Count how many lines in the entries below hold the string "تحويل", and respond with that number only.

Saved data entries
--- --- ---

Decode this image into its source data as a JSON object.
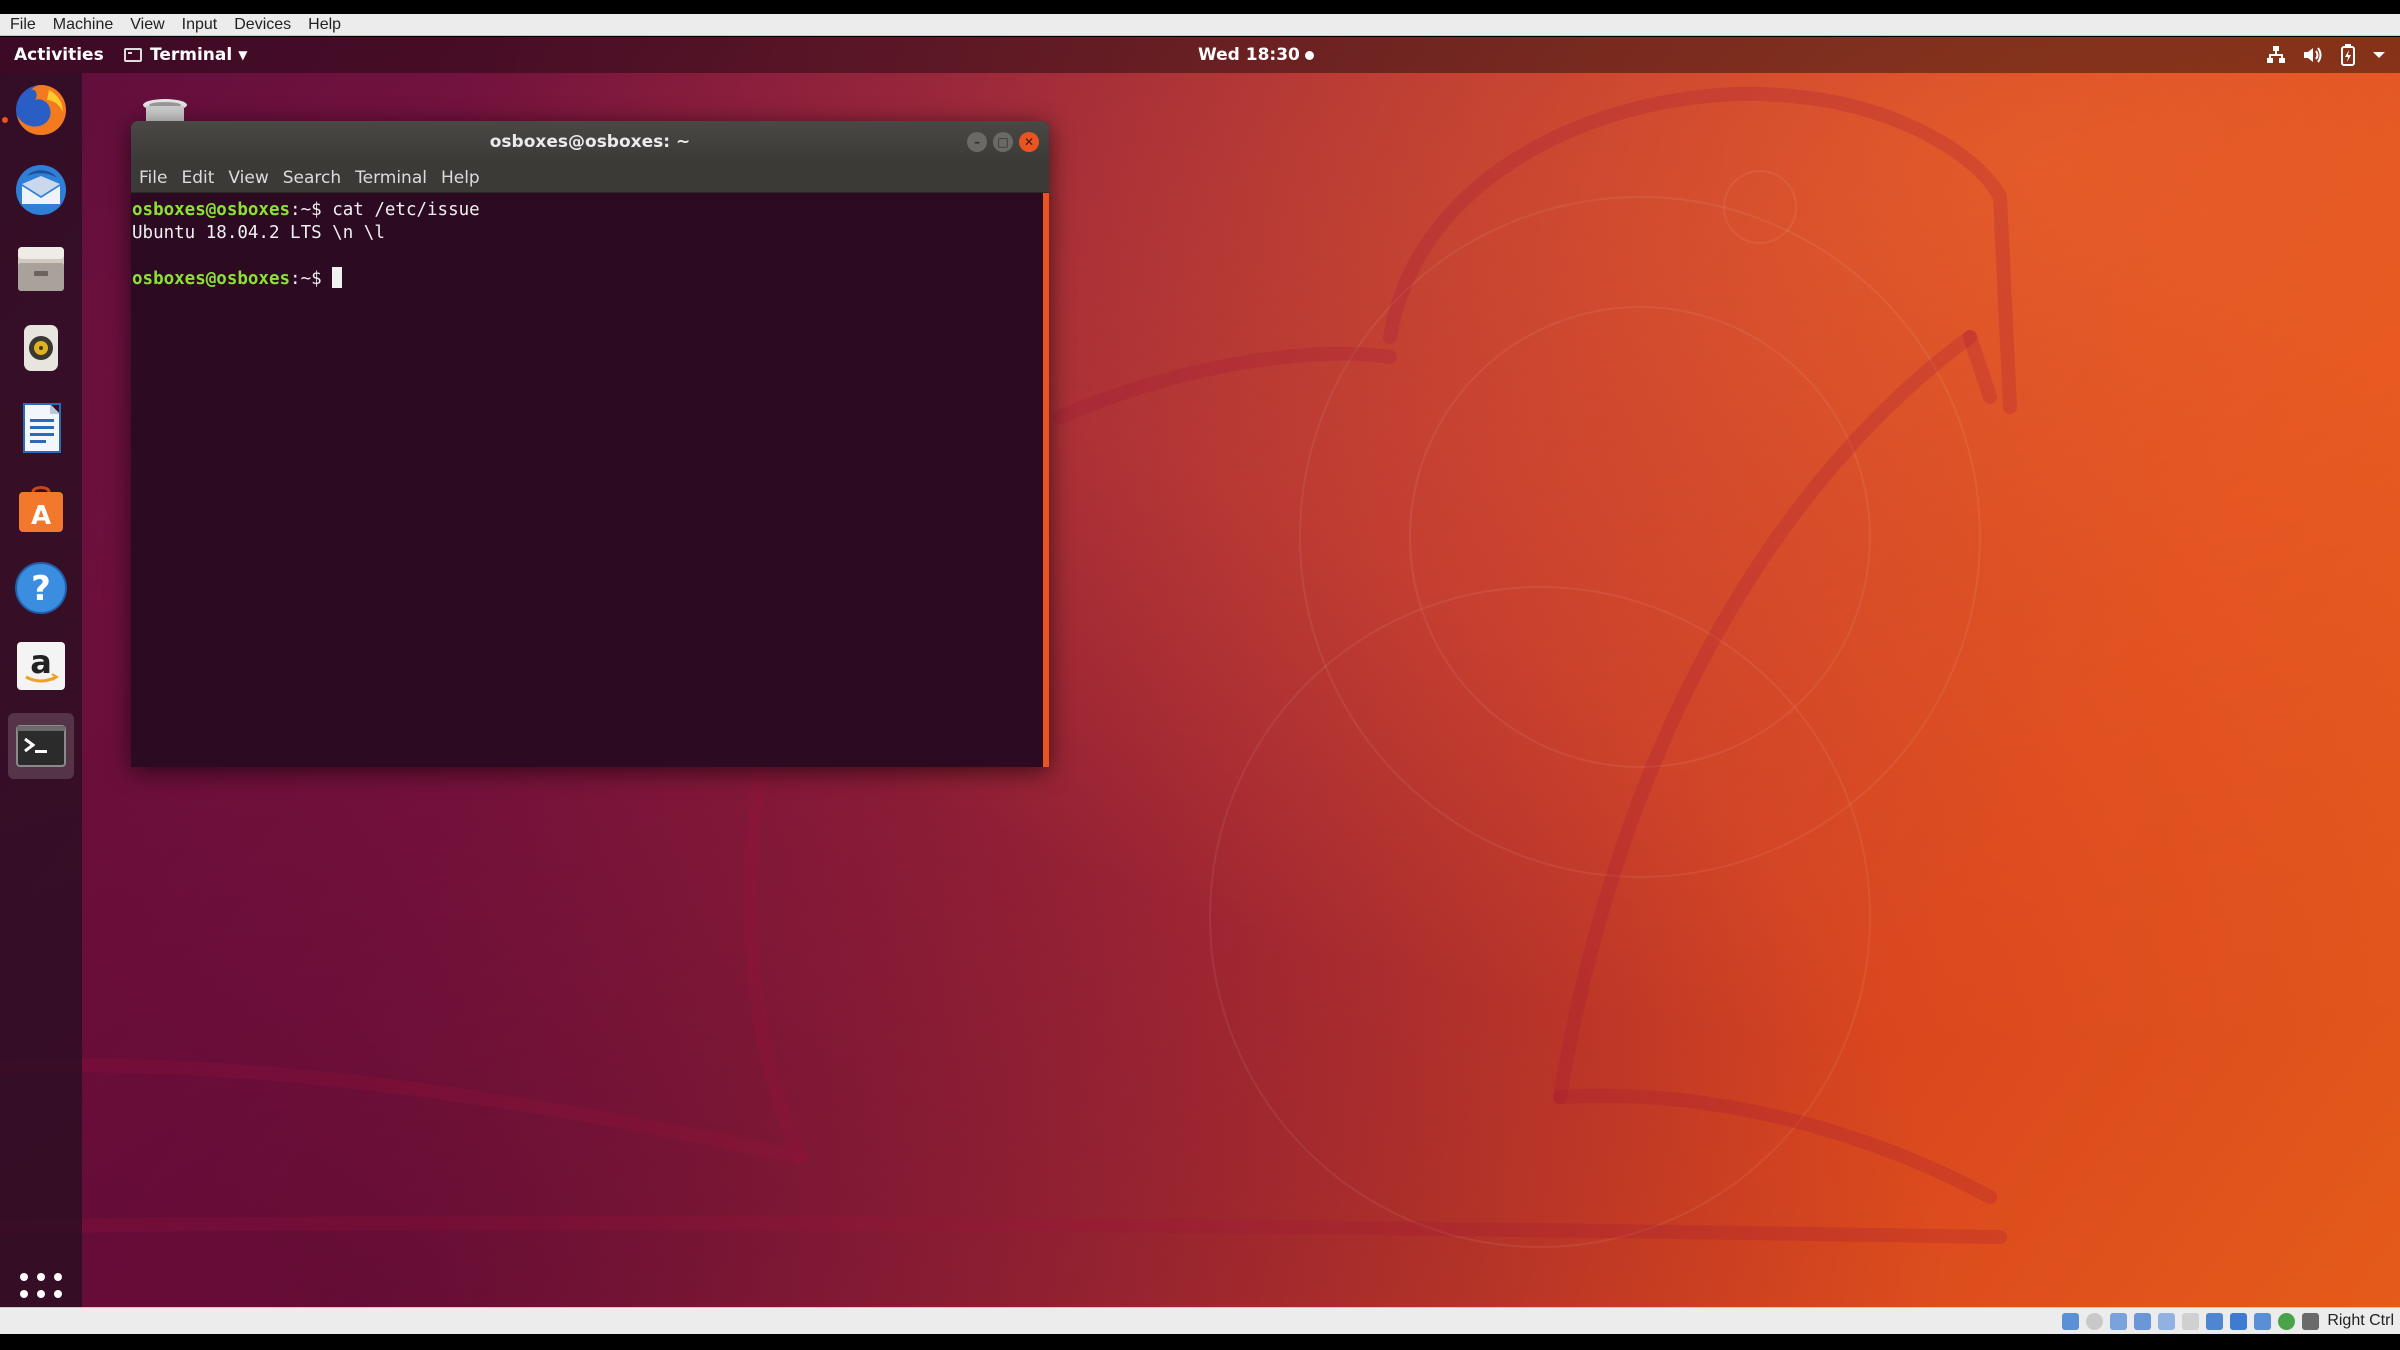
{
  "host": {
    "menu": [
      "File",
      "Machine",
      "View",
      "Input",
      "Devices",
      "Help"
    ],
    "host_key": "Right Ctrl"
  },
  "topbar": {
    "activities": "Activities",
    "app_name": "Terminal",
    "clock": "Wed 18:30"
  },
  "dock": {
    "items": [
      {
        "name": "firefox",
        "running": true
      },
      {
        "name": "thunderbird"
      },
      {
        "name": "files"
      },
      {
        "name": "rhythmbox"
      },
      {
        "name": "libreoffice-writer"
      },
      {
        "name": "ubuntu-software"
      },
      {
        "name": "help"
      },
      {
        "name": "amazon"
      },
      {
        "name": "terminal",
        "active": true
      }
    ]
  },
  "terminal": {
    "title": "osboxes@osboxes: ~",
    "menu": [
      "File",
      "Edit",
      "View",
      "Search",
      "Terminal",
      "Help"
    ],
    "lines": [
      {
        "prompt": "osboxes@osboxes",
        "sep": ":~$",
        "cmd": " cat /etc/issue"
      },
      {
        "output": "Ubuntu 18.04.2 LTS \\n \\l"
      },
      {
        "output": ""
      },
      {
        "prompt": "osboxes@osboxes",
        "sep": ":~$",
        "cmd": " ",
        "cursor": true
      }
    ]
  },
  "colors": {
    "accent": "#e95420",
    "terminal_bg": "#2c0a22",
    "prompt_green": "#8ae234"
  }
}
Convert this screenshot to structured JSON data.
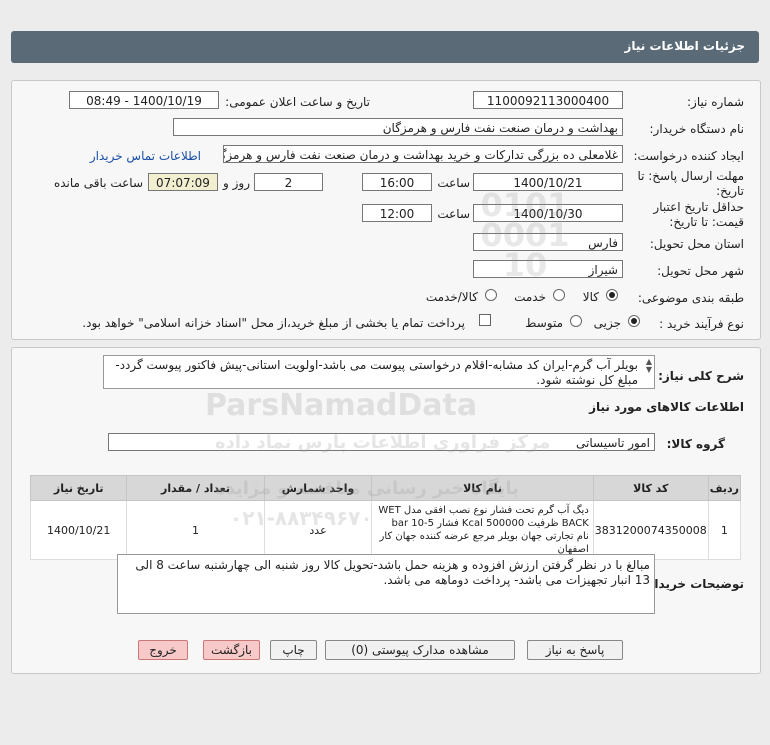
{
  "title": "جزئيات اطلاعات نياز",
  "labels": {
    "need_number": "شماره نياز:",
    "announce_datetime": "تاريخ و ساعت اعلان عمومی:",
    "buyer_org": "نام دستگاه خريدار:",
    "requester": "ايجاد کننده درخواست:",
    "reply_deadline_1": "مهلت ارسال پاسخ: تا",
    "reply_deadline_2": "تاريخ:",
    "price_valid_1": "حداقل تاريخ اعتبار",
    "price_valid_2": "قيمت: تا تاريخ:",
    "province": "استان محل تحويل:",
    "city": "شهر محل تحويل:",
    "category": "طبقه بندی موضوعی:",
    "process": "نوع فرآيند خريد :",
    "time": "ساعت",
    "days_and": "روز و",
    "remaining": "ساعت باقی مانده"
  },
  "values": {
    "need_number": "1100092113000400",
    "announce_datetime": "1400/10/19 - 08:49",
    "buyer_org": "بهداشت و درمان صنعت نفت فارس و هرمزگان",
    "requester": "غلامعلی ده بزرگی تدارکات و خريد بهداشت و درمان صنعت نفت فارس و هرمزگان",
    "reply_date": "1400/10/21",
    "reply_time": "16:00",
    "reply_days": "2",
    "reply_remaining": "07:07:09",
    "valid_date": "1400/10/30",
    "valid_time": "12:00",
    "province": "فارس",
    "city": "شيراز"
  },
  "contact_link": "اطلاعات تماس خريدار",
  "category_options": [
    "کالا",
    "خدمت",
    "کالا/خدمت"
  ],
  "category_selected": 0,
  "process_options": [
    "جزيی",
    "متوسط"
  ],
  "process_selected": 0,
  "payment_note": "پرداخت تمام يا بخشی از مبلغ خريد،از محل \"اسناد خزانه اسلامی\" خواهد بود.",
  "general_desc_label": "شرح کلی نياز:",
  "general_desc": "بويلر آب گرم-ايران کد مشابه-اقلام درخواستی پيوست می باشد-اولويت استانی-پيش فاکتور پيوست گردد-مبلغ کل نوشته شود.",
  "goods_info_title": "اطلاعات کالاهای مورد نياز",
  "goods_group_label": "گروه کالا:",
  "goods_group": "امور تاسيساتی",
  "table": {
    "headers": [
      "رديف",
      "کد کالا",
      "نام کالا",
      "واحد شمارش",
      "تعداد / مقدار",
      "تاريخ نياز"
    ],
    "rows": [
      [
        "1",
        "3831200074350008",
        "ديگ آب گرم تحت فشار نوع نصب افقی مدل WET BACK ظرفيت 500000 Kcal فشار 5-10 bar نام تجارتی جهان بويلر مرجع عرضه کننده جهان کار اصفهان",
        "عدد",
        "1",
        "1400/10/21"
      ]
    ]
  },
  "buyer_notes_label": "توضيحات خريدار:",
  "buyer_notes": "مبالغ با در نظر گرفتن ارزش افزوده و هزينه حمل باشد-تحويل کالا روز شنبه الی چهارشنبه ساعت 8 الی 13 انبار تجهيزات می باشد- پرداخت دوماهه می باشد.",
  "buttons": {
    "reply": "پاسخ به نياز",
    "view_docs": "مشاهده مدارک پيوستی (0)",
    "print": "چاپ",
    "back": "بازگشت",
    "exit": "خروج"
  },
  "watermark": {
    "brand": "ParsNamadData",
    "line1": "مرکز فراوری اطلاعات پارس نماد داده",
    "line2": "پایگاه خبر رسانی مناقصه و مزایده",
    "phone": "۰۲۱-۸۸۳۴۹۶۷۰",
    "stamp_number": "0101 0001 10"
  }
}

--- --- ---

## ANSWER
3